(Amends original story which incorrectly referred to the Innovation Fund as the ITRE’s target for exclusive competence)
EU political party leaders will meet next week to resolve a procedural bunfight over which parliamentary committee will control the EU ETS reform file, following months of deadlock that has delayed work on the bill.
The so-called Conference of Presidents will meet on Jan. 28 to decide how the Parliament’s environment committee (ENVI) or industry committee (ITRE) will work together on the proposal.
MEPs from the cross-party bodies have wrangled since last September over which should take charge. ENVI lawmakers earlier this month dismissed an offer from ITRE to let the latter have competence over the portion of the bill concerning the EU’s Modernisation Fund.
“The ITRE chair (Poland’s Jerzy Buzek) sent his letter to the presidents but only asking for exclusive competence over the Modernisation Fund. ENVI also sent comments, indicating they may be willing to share competence over some issues but they refuse to give away any exclusive competence,” a parliamentary source said.
ITRE had initially been seeking to also take charge of carbon leakage issues and the Innovation Fund.

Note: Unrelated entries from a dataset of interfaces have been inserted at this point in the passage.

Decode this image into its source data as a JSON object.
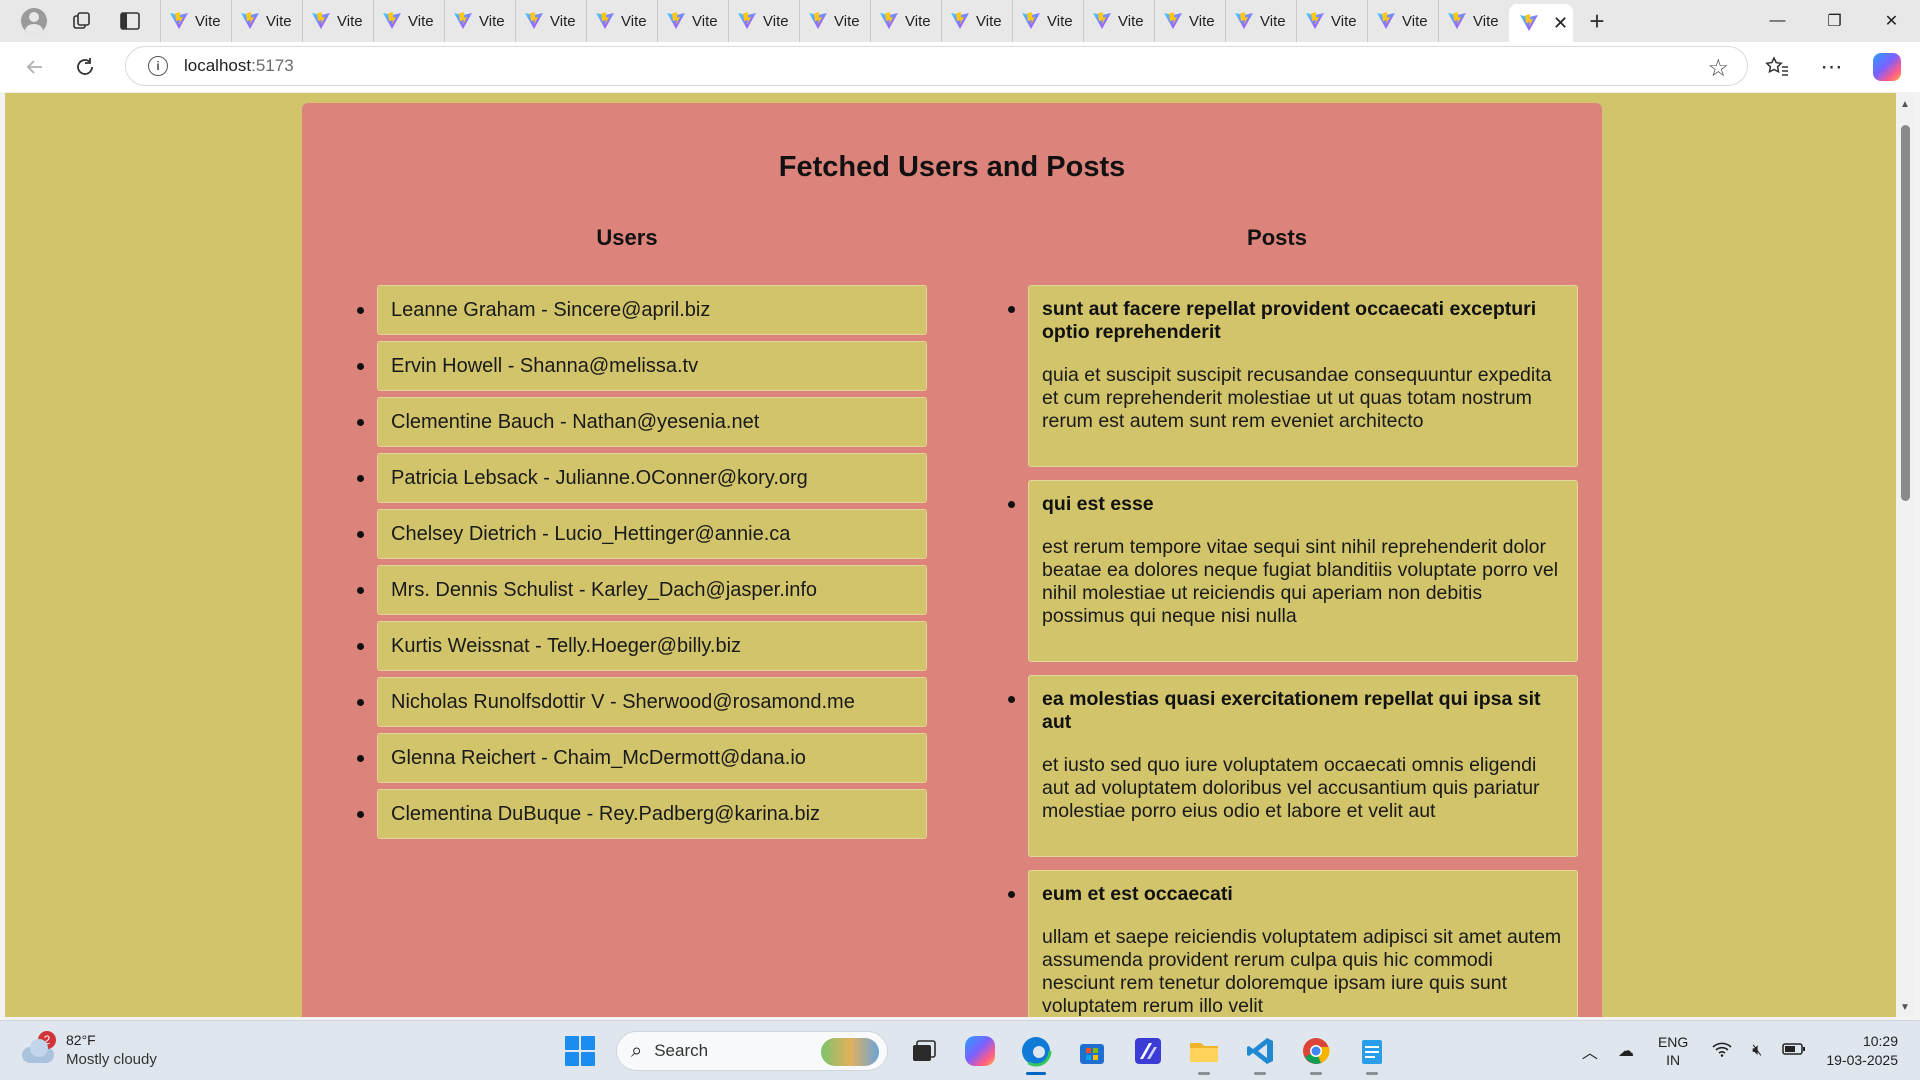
{
  "browser": {
    "tab_label": "Vite",
    "tab_count": 20,
    "active_tab_close": "✕",
    "new_tab": "+",
    "url_host": "localhost",
    "url_port": ":5173",
    "window": {
      "minimize": "—",
      "restore": "❐",
      "close": "✕"
    }
  },
  "page": {
    "title": "Fetched Users and Posts",
    "users_heading": "Users",
    "posts_heading": "Posts",
    "background": "#d1c46b",
    "panel_color": "#dc847c",
    "users": [
      "Leanne Graham - Sincere@april.biz",
      "Ervin Howell - Shanna@melissa.tv",
      "Clementine Bauch - Nathan@yesenia.net",
      "Patricia Lebsack - Julianne.OConner@kory.org",
      "Chelsey Dietrich - Lucio_Hettinger@annie.ca",
      "Mrs. Dennis Schulist - Karley_Dach@jasper.info",
      "Kurtis Weissnat - Telly.Hoeger@billy.biz",
      "Nicholas Runolfsdottir V - Sherwood@rosamond.me",
      "Glenna Reichert - Chaim_McDermott@dana.io",
      "Clementina DuBuque - Rey.Padberg@karina.biz"
    ],
    "posts": [
      {
        "title": "sunt aut facere repellat provident occaecati excepturi optio reprehenderit",
        "body": "quia et suscipit suscipit recusandae consequuntur expedita et cum reprehenderit molestiae ut ut quas totam nostrum rerum est autem sunt rem eveniet architecto"
      },
      {
        "title": "qui est esse",
        "body": "est rerum tempore vitae sequi sint nihil reprehenderit dolor beatae ea dolores neque fugiat blanditiis voluptate porro vel nihil molestiae ut reiciendis qui aperiam non debitis possimus qui neque nisi nulla"
      },
      {
        "title": "ea molestias quasi exercitationem repellat qui ipsa sit aut",
        "body": "et iusto sed quo iure voluptatem occaecati omnis eligendi aut ad voluptatem doloribus vel accusantium quis pariatur molestiae porro eius odio et labore et velit aut"
      },
      {
        "title": "eum et est occaecati",
        "body": "ullam et saepe reiciendis voluptatem adipisci sit amet autem assumenda provident rerum culpa quis hic commodi nesciunt rem tenetur doloremque ipsam iure quis sunt voluptatem rerum illo velit"
      }
    ]
  },
  "taskbar": {
    "weather_badge": "2",
    "temperature": "82°F",
    "condition": "Mostly cloudy",
    "search_label": "Search",
    "language": "ENG",
    "region": "IN",
    "time": "10:29",
    "date": "19-03-2025"
  }
}
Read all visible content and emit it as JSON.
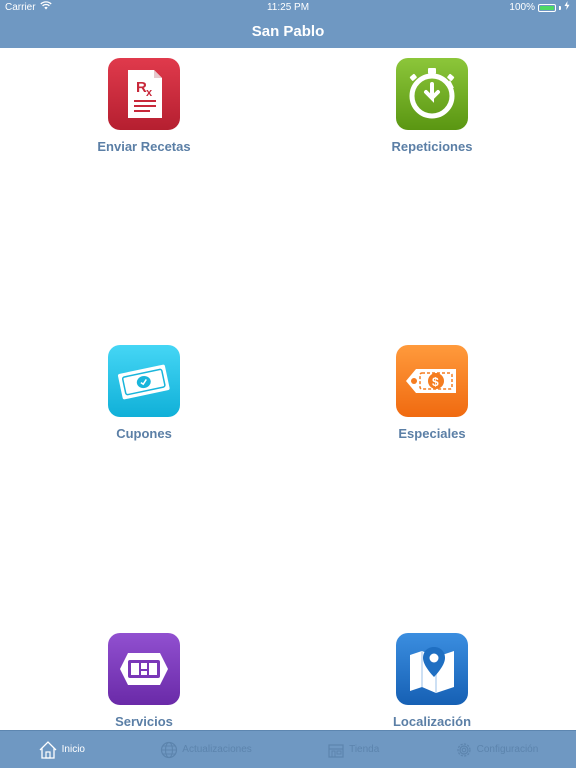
{
  "status": {
    "carrier": "Carrier",
    "time": "11:25 PM",
    "battery": "100%"
  },
  "nav": {
    "title": "San Pablo"
  },
  "tiles": [
    {
      "label": "Enviar Recetas",
      "icon": "prescription-icon",
      "color": "#c8283a"
    },
    {
      "label": "Repeticiones",
      "icon": "stopwatch-refill-icon",
      "color": "#6aa51a"
    },
    {
      "label": "Cupones",
      "icon": "cash-coupon-icon",
      "color": "#1cc2e6"
    },
    {
      "label": "Especiales",
      "icon": "price-tag-icon",
      "color": "#ff7a1e"
    },
    {
      "label": "Servicios",
      "icon": "services-icon",
      "color": "#7a37b8"
    },
    {
      "label": "Localización",
      "icon": "map-pin-icon",
      "color": "#1f6fc2"
    }
  ],
  "tabs": [
    {
      "label": "Inicio",
      "icon": "home-icon",
      "active": true
    },
    {
      "label": "Actualizaciones",
      "icon": "globe-icon",
      "active": false
    },
    {
      "label": "Tienda",
      "icon": "store-icon",
      "active": false
    },
    {
      "label": "Configuración",
      "icon": "gear-icon",
      "active": false
    }
  ]
}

Most legislative proposals are dealt with by one committee, which agrees on amendments that are eventually voted on by the whole parliament. Other committees can suggest their own changes.
The Conference of Presidents features political heavyweights such as Parliament President Martin Schulz – who some are speculating may run for the chancellorship of Germany next year – and former Belgium PM Guy Verhofstadt, as well as several career Euro-politicians such as Gianni Pittella and Nigel Farage.

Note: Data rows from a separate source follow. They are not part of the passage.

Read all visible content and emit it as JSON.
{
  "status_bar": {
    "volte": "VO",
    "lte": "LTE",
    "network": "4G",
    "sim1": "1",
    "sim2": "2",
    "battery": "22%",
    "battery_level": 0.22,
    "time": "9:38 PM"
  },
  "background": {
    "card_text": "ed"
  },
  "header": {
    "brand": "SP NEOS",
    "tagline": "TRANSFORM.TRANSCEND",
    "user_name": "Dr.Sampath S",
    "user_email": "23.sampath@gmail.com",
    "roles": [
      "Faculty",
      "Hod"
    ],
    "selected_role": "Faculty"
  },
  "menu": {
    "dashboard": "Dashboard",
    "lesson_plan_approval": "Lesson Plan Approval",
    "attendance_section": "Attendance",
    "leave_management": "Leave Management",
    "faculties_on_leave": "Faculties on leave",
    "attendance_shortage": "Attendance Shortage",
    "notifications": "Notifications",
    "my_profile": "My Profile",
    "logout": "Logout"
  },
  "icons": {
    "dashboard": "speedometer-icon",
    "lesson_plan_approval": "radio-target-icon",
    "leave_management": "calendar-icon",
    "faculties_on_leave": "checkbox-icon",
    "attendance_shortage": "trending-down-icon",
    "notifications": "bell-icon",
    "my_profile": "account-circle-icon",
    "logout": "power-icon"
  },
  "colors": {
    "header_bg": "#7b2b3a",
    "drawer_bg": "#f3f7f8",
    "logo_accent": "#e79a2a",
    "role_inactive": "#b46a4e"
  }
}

Senior MEPs from both committees met separately with lobbyists over the past two weeks as they continue to gather feedback over the European Commission proposal. ENVI has also scheduled its first public hearing for Feb. 18.
- Sharing competence increases the odds of delay as work is re-scheduled, and the bill may require 2/3 majorities from both bodies

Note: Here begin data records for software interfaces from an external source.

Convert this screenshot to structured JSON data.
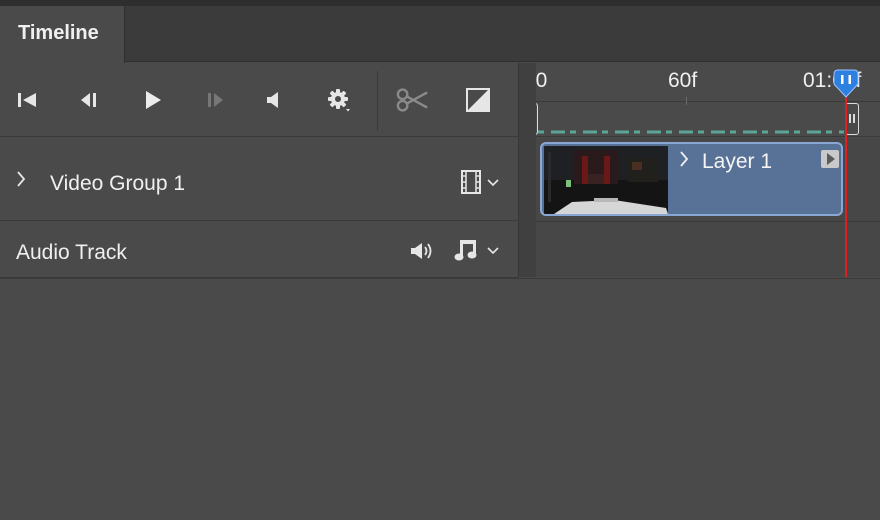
{
  "panel": {
    "tab_label": "Timeline"
  },
  "controls": {
    "icons": [
      "go-to-first-frame-icon",
      "previous-frame-icon",
      "play-icon",
      "next-frame-icon",
      "mute-audio-icon",
      "settings-gear-icon",
      "split-at-playhead-scissors-icon",
      "transition-icon"
    ]
  },
  "tracks": {
    "video_group": {
      "label": "Video Group 1",
      "icon": "film-strip-icon"
    },
    "audio_track": {
      "label": "Audio Track",
      "icons": [
        "speaker-icon",
        "music-note-icon"
      ]
    }
  },
  "ruler": {
    "ticks": [
      "00",
      "60f",
      "01:00f"
    ]
  },
  "clip": {
    "label": "Layer 1"
  },
  "colors": {
    "panel_bg": "#4a4a4a",
    "clip_fill": "#587297",
    "clip_border": "#8aa7d4",
    "playhead": "#2d7fe0",
    "playline": "#e02020",
    "work_area_dash": "#5aa595"
  }
}
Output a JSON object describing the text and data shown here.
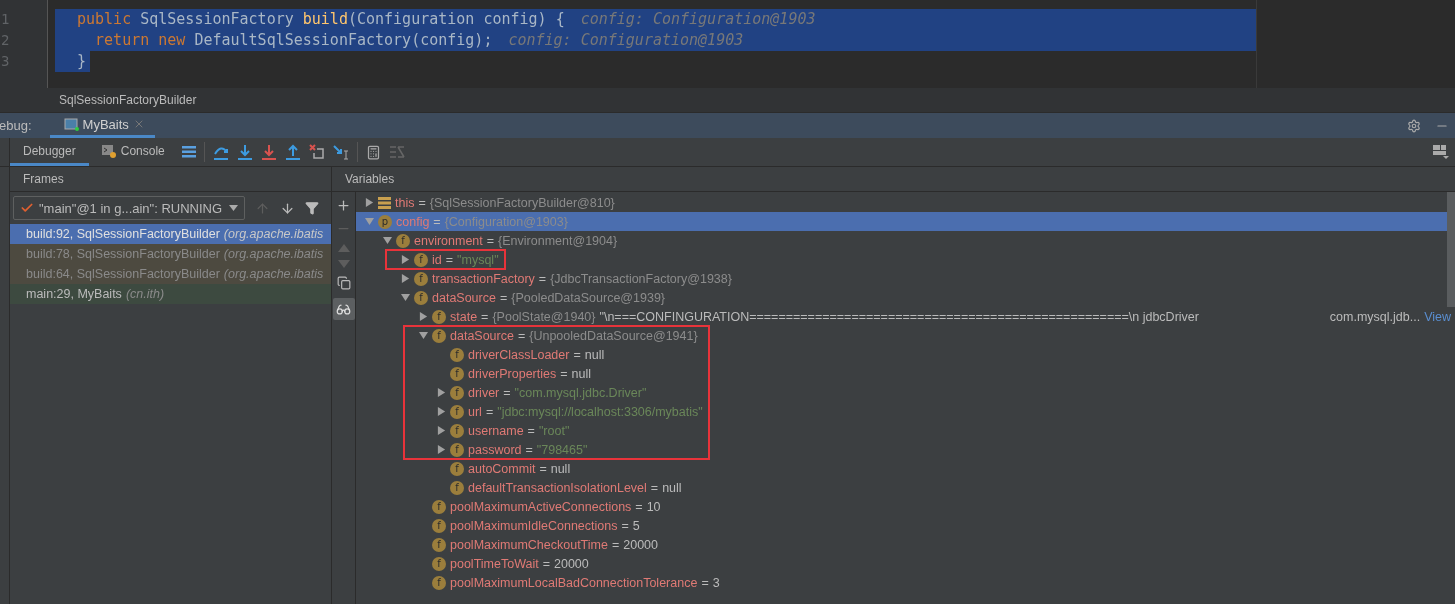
{
  "editor": {
    "line_numbers": [
      "1",
      "2",
      "3"
    ],
    "lines": [
      {
        "kind": "full",
        "selected": true,
        "tokens": [
          {
            "kind": "keyword",
            "text": "public"
          },
          {
            "kind": "plain",
            "text": " SqlSessionFactory "
          },
          {
            "kind": "method",
            "text": "build"
          },
          {
            "kind": "plain",
            "text": "(Configuration config) {"
          }
        ],
        "hint": "config: Configuration@1903"
      },
      {
        "kind": "full",
        "selected": true,
        "tokens": [
          {
            "kind": "keyword",
            "text": "  return new"
          },
          {
            "kind": "plain",
            "text": " DefaultSqlSessionFactory(config);"
          }
        ],
        "hint": "config: Configuration@1903"
      },
      {
        "kind": "partial",
        "selected": true,
        "tokens": [
          {
            "kind": "plain",
            "text": "}"
          }
        ]
      }
    ]
  },
  "breadcrumb": "SqlSessionFactoryBuilder",
  "debug_bar": {
    "label": "ebug:",
    "tabs": [
      {
        "label": "MyBaits",
        "selected": true
      }
    ]
  },
  "toolbar": {
    "tabs": [
      {
        "label": "Debugger",
        "selected": true,
        "kind": "plain"
      },
      {
        "label": "Console",
        "selected": false,
        "kind": "console"
      }
    ]
  },
  "frames": {
    "title": "Frames",
    "thread": "\"main\"@1 in g...ain\": RUNNING",
    "items": [
      {
        "method": "build:92, SqlSessionFactoryBuilder",
        "package": "(org.apache.ibatis",
        "kind": "library",
        "selected": true
      },
      {
        "method": "build:78, SqlSessionFactoryBuilder",
        "package": "(org.apache.ibatis",
        "kind": "library",
        "selected": false
      },
      {
        "method": "build:64, SqlSessionFactoryBuilder",
        "package": "(org.apache.ibatis",
        "kind": "library",
        "selected": false
      },
      {
        "method": "main:29, MyBaits",
        "package": "(cn.ith)",
        "kind": "project",
        "selected": false
      }
    ]
  },
  "variables": {
    "title": "Variables",
    "tree": [
      {
        "kind": "list",
        "name": "this",
        "equals": "=",
        "object_ref": "{SqlSessionFactoryBuilder@810}",
        "expanded": false,
        "selected": false,
        "highlight": false
      },
      {
        "kind": "member",
        "badge": "p",
        "name": "config",
        "equals": "=",
        "object_ref": "{Configuration@1903}",
        "expanded": true,
        "selected": true,
        "highlight": false,
        "children": [
          {
            "kind": "member",
            "badge": "f",
            "name": "environment",
            "equals": "=",
            "object_ref": "{Environment@1904}",
            "expanded": true,
            "selected": false,
            "highlight": false,
            "children": [
              {
                "kind": "member",
                "badge": "f",
                "name": "id",
                "equals": "=",
                "string_value": "\"mysql\"",
                "expanded": false,
                "selected": false,
                "highlight": true
              },
              {
                "kind": "member",
                "badge": "f",
                "name": "transactionFactory",
                "equals": "=",
                "object_ref": "{JdbcTransactionFactory@1938}",
                "expanded": false,
                "selected": false,
                "highlight": false
              },
              {
                "kind": "member",
                "badge": "f",
                "name": "dataSource",
                "equals": "=",
                "object_ref": "{PooledDataSource@1939}",
                "expanded": true,
                "selected": false,
                "highlight": false,
                "children": [
                  {
                    "kind": "member",
                    "badge": "f",
                    "name": "state",
                    "equals": "=",
                    "object_ref": "{PoolState@1940}",
                    "preview": "\"\\n===CONFINGURATION====================================================\\n jdbcDriver",
                    "preview_tail": "com.mysql.jdb...",
                    "link": "View",
                    "expanded": false,
                    "selected": false,
                    "highlight": false
                  },
                  {
                    "kind": "member",
                    "badge": "f",
                    "name": "dataSource",
                    "equals": "=",
                    "object_ref": "{UnpooledDataSource@1941}",
                    "expanded": true,
                    "selected": false,
                    "highlight": true,
                    "children": [
                      {
                        "kind": "member",
                        "badge": "f",
                        "name": "driverClassLoader",
                        "equals": "=",
                        "value": "null",
                        "selected": false,
                        "highlight": true
                      },
                      {
                        "kind": "member",
                        "badge": "f",
                        "name": "driverProperties",
                        "equals": "=",
                        "value": "null",
                        "selected": false,
                        "highlight": true
                      },
                      {
                        "kind": "member",
                        "badge": "f",
                        "name": "driver",
                        "equals": "=",
                        "string_value": "\"com.mysql.jdbc.Driver\"",
                        "expanded": false,
                        "selected": false,
                        "highlight": true
                      },
                      {
                        "kind": "member",
                        "badge": "f",
                        "name": "url",
                        "equals": "=",
                        "string_value": "\"jdbc:mysql://localhost:3306/mybatis\"",
                        "expanded": false,
                        "selected": false,
                        "highlight": true
                      },
                      {
                        "kind": "member",
                        "badge": "f",
                        "name": "username",
                        "equals": "=",
                        "string_value": "\"root\"",
                        "expanded": false,
                        "selected": false,
                        "highlight": true
                      },
                      {
                        "kind": "member",
                        "badge": "f",
                        "name": "password",
                        "equals": "=",
                        "string_value": "\"798465\"",
                        "expanded": false,
                        "selected": false,
                        "highlight": true
                      },
                      {
                        "kind": "member",
                        "badge": "f",
                        "name": "autoCommit",
                        "equals": "=",
                        "value": "null",
                        "selected": false,
                        "highlight": false
                      },
                      {
                        "kind": "member",
                        "badge": "f",
                        "name": "defaultTransactionIsolationLevel",
                        "equals": "=",
                        "value": "null",
                        "selected": false,
                        "highlight": false
                      }
                    ]
                  },
                  {
                    "kind": "member",
                    "badge": "f",
                    "name": "poolMaximumActiveConnections",
                    "equals": "=",
                    "value": "10",
                    "selected": false,
                    "highlight": false
                  },
                  {
                    "kind": "member",
                    "badge": "f",
                    "name": "poolMaximumIdleConnections",
                    "equals": "=",
                    "value": "5",
                    "selected": false,
                    "highlight": false
                  },
                  {
                    "kind": "member",
                    "badge": "f",
                    "name": "poolMaximumCheckoutTime",
                    "equals": "=",
                    "value": "20000",
                    "selected": false,
                    "highlight": false
                  },
                  {
                    "kind": "member",
                    "badge": "f",
                    "name": "poolTimeToWait",
                    "equals": "=",
                    "value": "20000",
                    "selected": false,
                    "highlight": false
                  },
                  {
                    "kind": "member",
                    "badge": "f",
                    "name": "poolMaximumLocalBadConnectionTolerance",
                    "equals": "=",
                    "value": "3",
                    "selected": false,
                    "highlight": false
                  }
                ]
              }
            ]
          }
        ]
      }
    ]
  }
}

- Both committees are cross-party but ENVI has a record of more climate ambition and directly hears from more experts on climate science
- Parliament and member states must ultimately agree for the bill to be made law
- ENVI has revised its draft timetable to extend work by three months, though parliamentary sources say the plan is still subject to change:
|Hearing||18 February 2016|
|Deadline for sending PR to translation||20 May 2016|
|Consideration of draft report||15-16 June 2016|
|Deadline for tabling amendments||21 June 2016, 12:00|
|Consideration of amendments||8 Sep. 2016|
|Vote in ENVI||8 Dec. 2016|
|Vote in Plenary||TBC – indicative February 2017|
By Ben Garside – email@example.com